The White House is pressing Congress to extend a subsidy program that helps one in six U.S. families afford internet and represents a key element of President Joe Biden’s promise to deliver reliable broadband service to every American household.
“For President Biden, internet is like water,” said Tom Perez, senior adviser and assistant to the president, on a call Monday with reporters. “It’s an essential public necessity that should be affordable and accessible to everyone.”
The Affordable Connectivity Program offers qualifying families discounts on their internet bills — $30 a month for most families and up to $75 a month for families on tribal lands. The one-time infusion of $14.2 billion for the program through the bipartisan infrastructure law is projected to run out of money at the end of April.
“Just as we wouldn’t turn off the water pipes in a moment like this, we should never turn off the high-speed internet that is the pipeline to opportunity and access to health care for so many people across this country,” Perez said.
The program has a wide swath of support from public interest groups, local- and state-level broadband officials, and big and small telecommunications providers.
“We were very aggressive in trying to assist our members with access to the program,” said Gary Johnson, CEO of Paul Bunyan Communications, a Minnesota-based internet provider. “Frankly, it was they have internet or not. It’s almost not a subsidy — it is enabling them to have internet at all.”
Paul Bunyan Communications, a member-owned broadband cooperative that serves households in north central Minnesota, is one of 1,700 participating internet service providers that began sending out notices last month indicating the program could expire without action from Congress.
“It seems to be a bipartisan issue — internet access and the importance of it,” Johnson said.
Indeed, the program serves nearly an equal number of households in Republican and Democratic congressional districts, according to an AP analysis.
Biden has likened his promise of affordable internet for all American households to the New Deal-era effort to provide electricity to much of rural America. Congress approved $65 billion for several broadband-related investments, including the ACP, in 2021 as part of a bipartisan infrastructure law. He traveled to North Carolina last month to tout its potential benefits, especially in wide swaths of the country that currently lack access to reliable, affordable internet service.

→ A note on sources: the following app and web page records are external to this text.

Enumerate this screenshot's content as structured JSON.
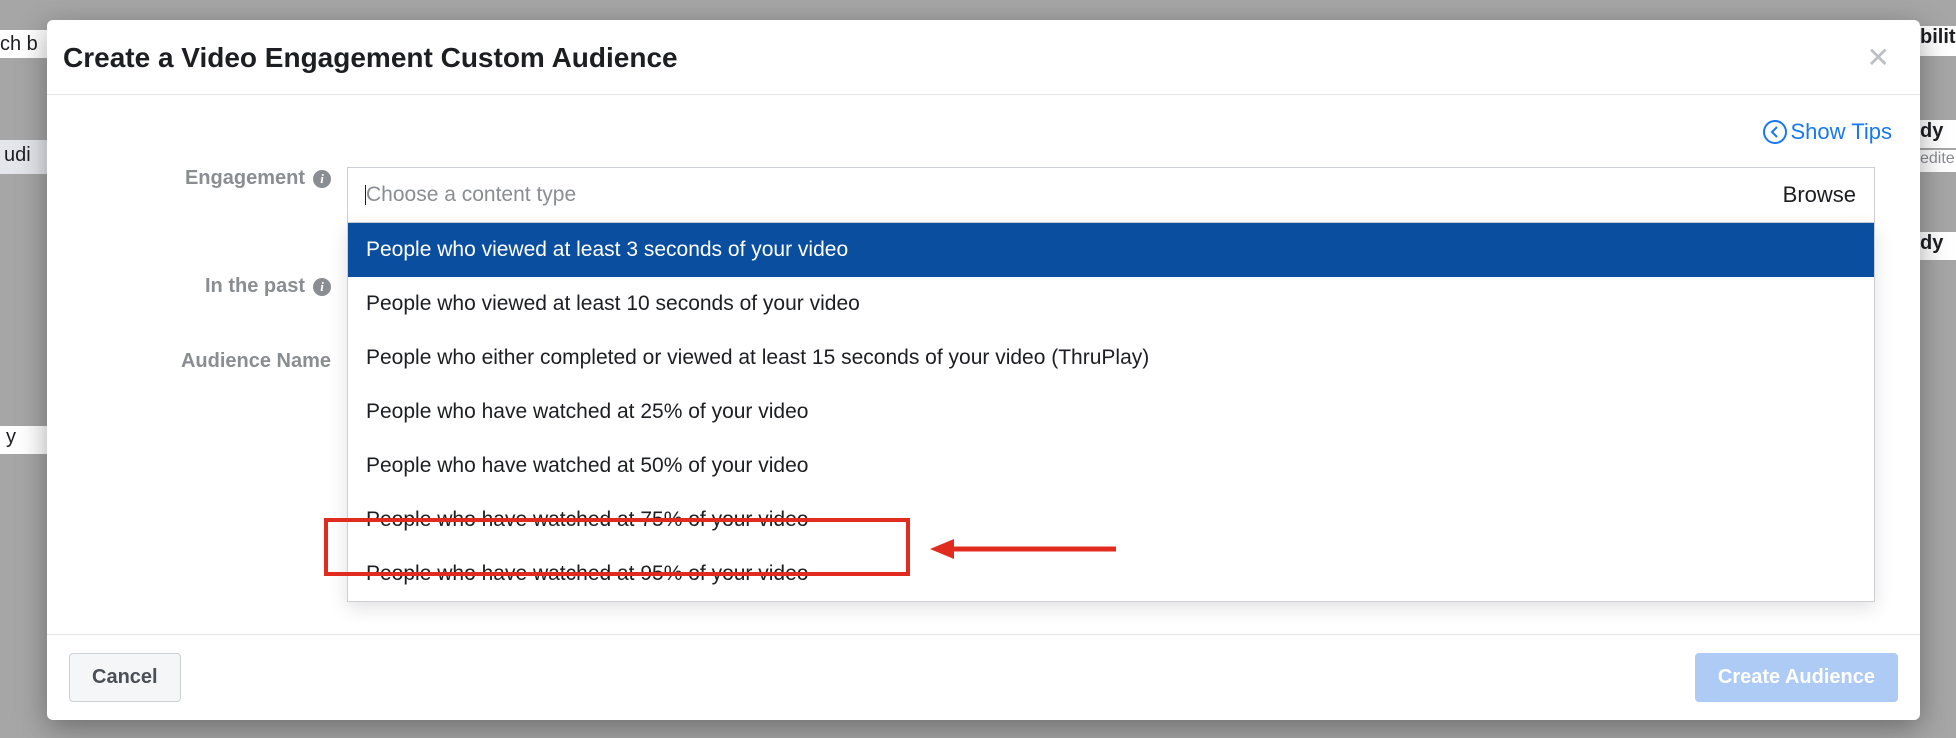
{
  "modal": {
    "title": "Create a Video Engagement Custom Audience",
    "show_tips": "Show Tips"
  },
  "labels": {
    "engagement": "Engagement",
    "in_the_past": "In the past",
    "audience_name": "Audience Name"
  },
  "engagement_input": {
    "placeholder": "Choose a content type",
    "browse": "Browse"
  },
  "dropdown_options": [
    "People who viewed at least 3 seconds of your video",
    "People who viewed at least 10 seconds of your video",
    "People who either completed or viewed at least 15 seconds of your video (ThruPlay)",
    "People who have watched at 25% of your video",
    "People who have watched at 50% of your video",
    "People who have watched at 75% of your video",
    "People who have watched at 95% of your video"
  ],
  "footer": {
    "cancel": "Cancel",
    "create": "Create Audience"
  },
  "bg": {
    "t1": "ch b",
    "t2": "bilit",
    "t3": "udi",
    "t4": "dy",
    "t5": "edite",
    "t6": "dy",
    "t7": "y"
  },
  "annotation": {
    "highlight_index": 4
  }
}
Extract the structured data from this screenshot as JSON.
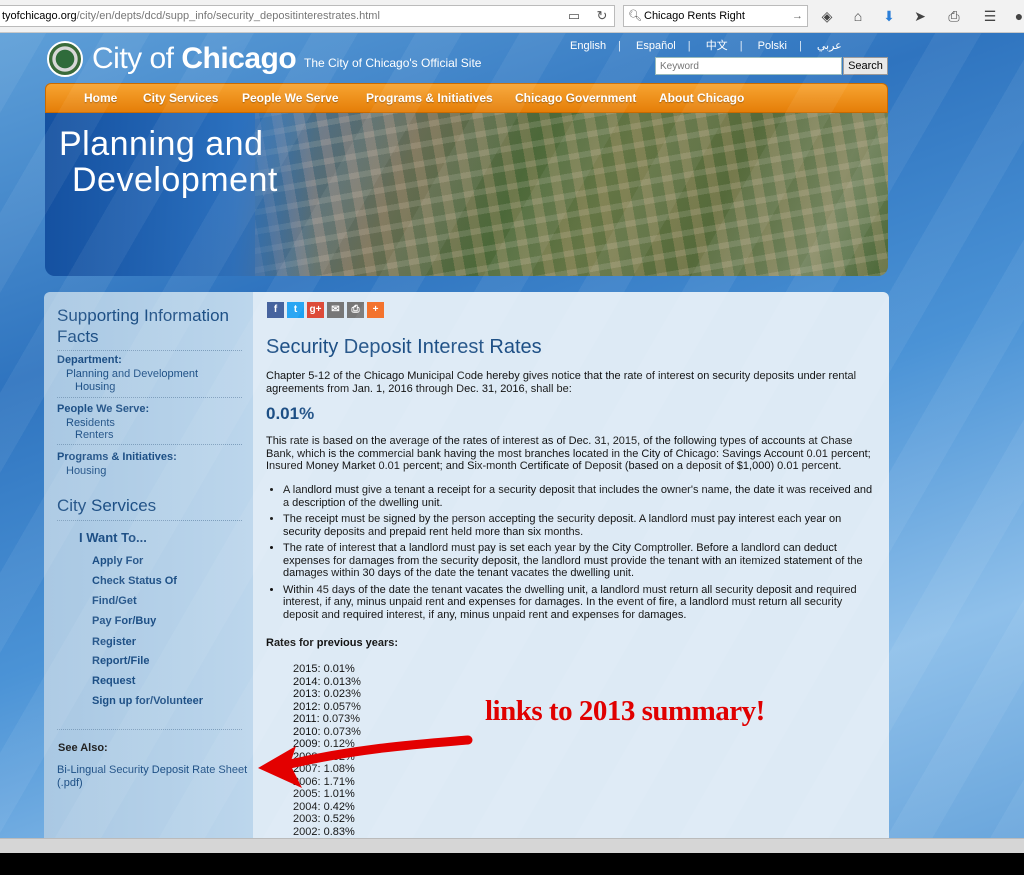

Beyond the immediate impact to enrolled families, the expiration of the ACP could have a ripple effect on the impact of other federal broadband investments and could erode trust between consumers and their internet providers.
A bipartisan group of lawmakers recently proposed a bill to sustain the ACP through the end of 2024 with an additional $7 billion in funding — a billion more than Biden asked Congress to appropriate for the program at the end of last year. However, no votes have been scheduled to move the bill forward, and it’s unclear if the program will be prioritized in a divided Congress.
Harjai reported from Los Angeles and is a corps member for The Associated Press/Report for America Statehouse News Initiative. Report for America is a nonprofit national service program that places journalists in local newsrooms to report on undercovered issues.